The data shows 63 per cent of people aged between 15 and 19 who spoke Irish reported that they spoke it either “very well” or “well”.
A fifth of Irish speakers in counties Galway and Donegal reported speaking the language “very well,” the highest percentage at county level recorded in the State.
Kerry and Monaghan were also among the counties with the highest percentage (12 per cent) of people who spoke the language “very well”.
Some 55 per cent of those who indicated that they spoke Irish reported they “did not speak the language well”.
The highest percentage of respondents who reported they do not speak Irish well was 69.8 per cent in the 50-54 age group.

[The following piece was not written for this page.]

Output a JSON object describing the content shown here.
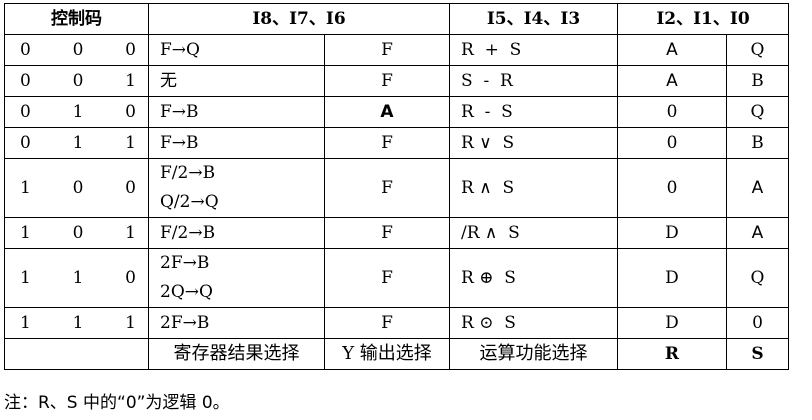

The data recorded a further decline in the number of people who speak Irish on a daily basis in Gaeltacht areas, with 15,360 speaking Irish daily outside of the education system, a fall from the 16,199 reported in 2016.
However, a slight increase was recorded in the overall numbers of people who speak Irish in Gaeltacht areas, with 65,156 people reporting as Irish speakers in 2022. This compares to 63,664 who reported as Irish speakers in 2016.
Tomás Ó Síocháin, chief executive of Údarás na Gaeltachta, said: “It is really important that the figures published today are available to us and that we now have more up to date information about the use of Irish in the Gaeltacht. Although there is a small drop overall for the number of daily Irish speakers – 1.6 per cent - it is significant that this is a decrease from the drop of 11 per cent in 2016.”
‘’It is clear that in areas where there has been a fall there is an urgent need for further screening and combing of census figures, work that will begin immediately including the areas where the number of daily speakers has increased,’ he said.
Paula Melvin, Uachtarán, Conradh na Gaeilge said the Census results contained some “very positive results” along with some “concerning results”.
“Whilst there is a trend showing the Irish language community, those people who have Irish, is growing across the board, there is also a very clear trend showing the Irish speaking community, those using Irish on a daily or weekly basis, both inside and outside of the Gaeltacht, is decreasing. That is a great cause for concern for Conradh na Gaeilge,” she said.
She added that the increase in numbers of younger people speaking Irish is “very much one of the most positive and encouraging aspects of the results”.
The Mayo and Donegal Gaeltacht areas each reported a fall in speakers in the 2022 Census.
The Mayo Gaeltacht saw a fall in the numbers of Irish speakers from 6,121 in 2016 to 5,956 in 2022. In Donegal, 15,549 individuals reported as Irish speakers in 2022, compared to 15,879 in 2016.
Other Gaeltacht areas recorded overall increases in the number of Irish speakers. In Co Galway Gaeltacht areas, 24,234 individuals reported speaking Irish in 2022, an increase on 23,550 in 2016. In Galway City Gaeltacht areas, 7,751 individuals reported speaking Irish in 2022, an increase on 7,020 in 2016.
The Co Kerry Gaeltacht recorded a slight increase in Irish speakers, with 6,068 reporting in 2022, up from 5,874 in 2016.
The Meath and Waterford Gaeltacht areas also recorded increases in the number of speakers, with Meath reporting 1,179 speakers against 1,062 in 2016 and Waterford reporting 1,473 against 1,286 in 2016.
The number of individuals in Dublin who reported being able to speak Irish increased from 431,413 in 2016 to 467,679 in 2022.
Within this group 16,440 people said they spoke Irish daily while 29,624 individuals spoke Irish weekly.
The number of people who stated in 2022 that they could speak Irish in Galway was 121,930 compared with 115,389 in 2016. Within this figure, 13,507 said they spoke Irish daily while 9,182 spoke Irish weekly.
Irish speakers in Cork numbered 238,226 in 2022 compared with 224,139 in 2016. Within this figure, 6,906 said they spoke Irish daily while 14,424 spoke Irish weekly
More data relating to the Irish language will be released by the CSO in December.